Since the inauguration of the African Union building in January 2012, China’s influence has grown sporadically such that a recent research study shows that China owns 35 percent of total African trade, according to an October 2022 report. The eyes of the African leaders are now on the desk of the Chinese Communist Party, ensuring a stronger personal relationship with President Xi Jinping to improve the decisive factors of Chinese diplomacy, especially with an eye on China’s economic policy. zero COVID-19

ECOWAS, since its establishment in 1975, comprises the 15 countries that make up the West African region and is headquartered in Nigeria. According to reports from the Council on Foreign Relations in April 2018, ECOWAS and China signed a memorandum of understanding allowing the Chinese government to build a new ECOWAS headquarters and allowing Beijing, China’s administrative headquarters, to maintain the ECOWAS building. ECOWAS for three years after construction

On December 4, 2022, ECOWAS announced the laying of the foundation for the construction of the permanent headquarters building of the commission, with a flag inscription written in bold Chinese in Abuja, which will cost $31.6 million, fully funded by the Chinese. government through the help of China. The building is expected to consolidate all ECOWAS operations in a single building instead of the usual practice of using three different buildings, all in the Federal Capital Territory of Nigeria. The new ECOWAS headquarters will house the ECOWAS Commission, the ECOWAS Court of Justice and the ECOWAS Parliament. The president of the ECOWAS Commission, Omar Touray, thanked the Chinese government and described the gesture as a “show of goodwill”.

While the ECOWAS leadership’s poor acceptance of the ludicrous Chinese offer has left many in a state of reading, inquiring into the commission’s concern, it has at the same time led to fundamental questions such as: Why a state as China is building for 15 sovereigns? ECOWAS states? Why has ECOWAS failed to build itself an administrative headquarters since its existence for almost five decades? What does China intend to gain by building the ECOWAS headquarters?

Remember that, economically, China and some of the founding members of ECOWAS, such as Nigeria, were at the same pace of development in the late 1970s and 1980s when China opened up to foreign trade and investment; implement free market reforms in 1979 based on high investment growth, low-cost manufacturing, exports, and agricultural reforms. This was when Nigeria, a pioneer member of ECOWAS, was experiencing a massive oil boom.

There have been various concerns, questions and accusations about the growing influence of China in the operations of ECOWAS, AU and in Africa politics in general. For example, there have been allegations of espionage in the activity of the AU. In January 2018, Le Monde, citing anonymous AU sources, reported that data from AU computers was transferred nightly to servers in Shanghai between 2012 and 2017, and claimed that this was done through of the computers that the Chinese government installed in the African Union building after it built it. The discovery of numerous errors at the AU headquarters has also been reported. Although the AU denies most of these claims, China’s construction of the ECOWAS headquarters is similar to the claim that China is positioning itself as a trusted friend to African nations and leaders, there are also concerns that China is building for ECOWAS to achieve international recognition as the official Republic of China during the long battles between China and Taiwan.
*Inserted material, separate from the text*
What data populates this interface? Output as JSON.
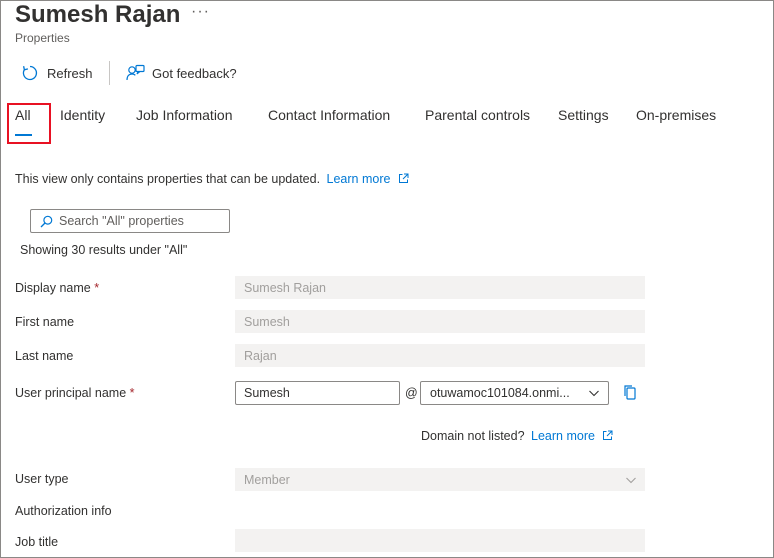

Above all, the Chinese government’s increasing commitment to donating costly and outrageous infrastructure facilities to African governments and nations is a clear indication of its desperation to increase its influence in international politics, using Africa as a springboard.

The Chinese parliament fully funded with $58 million in Brazzaville, Republic of the Congo in 2017; the confirmation in 2016 of the Chinese Communist Party’s agreement to build a six-story headquarters in Freetown for the ruling Sierra Leone All People’s Congress party; construction of a metro in Ethiopia’s capital city connecting the landlocked country to the ocean via the Addis-Ababa-Djibouti railway; the construction in 2016 of the Mohammed VI bridge in Morocco by a Chinese group; the reconstruction of the parliament buildings burned in Gabon; Parliament buildings in Zimbabwe, Congo, Malawi, Guinea-Bissau and Lesotho, among others, are all confirmations of China’s desperate move to achieve a central position in African politics and economics, and to desire a degree of influence in decision making. African process. It is also seen as a deliberate threat to the continued dominance of the United States on the African continent and an effort to overthrow the existing order.

  • CollIns Akinujomu is a student at Adekunle Ajasin University